The next day was reserved for rides at the park, but I have to say that it was not what I expected. I have such fond memories of the place, but the crowds were not as thick 20 years ago. Kay and I spent close to 10 hours at the park, but only went on seven rides. In fact, we waited two hours just to go on an indoor roller-coaster ride that lasted all of three minutes. It was fun, but I kept thinking about Milton Hershey. He was a man who took civic responsibility to heart. The school he and his wife, Catherine, started for orphaned boys now helps 2,000 impoverished and at-risk children a year. Hershey also built homes for his workers and sold them at cost. I could not help but wonder what he would have thought of the enormous machine that has grown out of the small leisure park with a few animals that he first constructed for his employees in 1906.

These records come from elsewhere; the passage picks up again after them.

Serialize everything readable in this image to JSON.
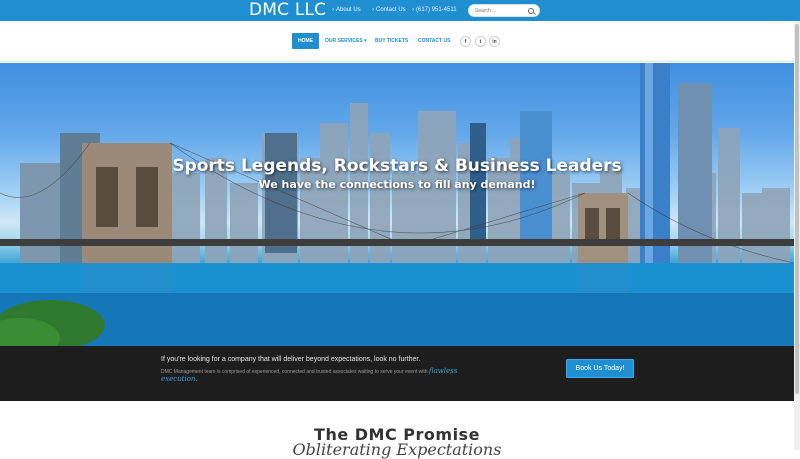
{
  "topbar": {
    "brand": "DMC LLC",
    "links": [
      {
        "label": "About Us"
      },
      {
        "label": "Contact Us"
      },
      {
        "label": "(617) 951-4511"
      }
    ],
    "search_placeholder": "Search ...",
    "color": "#1f8fd2"
  },
  "nav": {
    "items": [
      {
        "label": "HOME",
        "active": true
      },
      {
        "label": "OUR SERVICES ▾",
        "active": false
      },
      {
        "label": "BUY TICKETS",
        "active": false
      },
      {
        "label": "CONTACT US",
        "active": false
      }
    ],
    "social": [
      {
        "icon": "facebook-icon",
        "glyph": "f"
      },
      {
        "icon": "twitter-icon",
        "glyph": "t"
      },
      {
        "icon": "linkedin-icon",
        "glyph": "in"
      }
    ]
  },
  "hero": {
    "title": "Sports Legends, Rockstars & Business Leaders",
    "subtitle": "We have the connections to fill any demand!"
  },
  "cta": {
    "line1": "If you're looking for a company that will deliver beyond expectations, look no further.",
    "line2": "DMC Management team is comprised of experienced, connected and trusted associates waiting to serve your event with",
    "emphasis": "flawless execution.",
    "button": "Book Us Today!"
  },
  "promise": {
    "title": "The DMC Promise",
    "subtitle": "Obliterating Expectations"
  }
}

The park is clean and well maintained. ZooAmerica is adjacent to the rides and a lovely refuge for North American beasties. No one has ever died on the rides; the park is very well staffed and clean. I saw happy people everywhere, just as I did at Chocolate World, but I also saw parents trying to buck up tired kids who were drained from standing in line. It costs about $70 to attend for the day and if you want to cut the lines, you can spend another $50 for a Fast Pass (the very thought of which makes my inner proletariat want to commit suicide). Children between 3 and 8 years old and anyone over 55 pays $49. Once you pay and are in the park, it doesn’t really matter to the company how many rides you are able to enjoy because if it mattered, then the number of people allowed to enter would be limited and wait times would be reasonable. One ride, the newly opened Reese’s Cupfusion Dark Ride, was a three-hour wait every time I checked the app on my phone. I am not sure why that is acceptable to the corporate heads at Hershey or the people waiting.
Frankly, I would never do it again unless I went at night. A couple of locals told me that the night-time admission tickets are less expensive, there are fewer people and, of course, you won’t be standing in line in the broiling sun. (Full disclosure: I was a guest of the park; I did not buy my tickets.)
In the end I was left feeling torn. After learning about Milton Hershey, I have nothing but admiration for his vision and his kindness. I love that so many people are employed by the company, and I feel safe at the park—safer than at other amusement parks, which, for the most part, I refuse to attend. But I was sad to see how greed has allowed that vision to bloat and crush the values Hershey clearly espoused. Or maybe it is just that you really can’t go home again.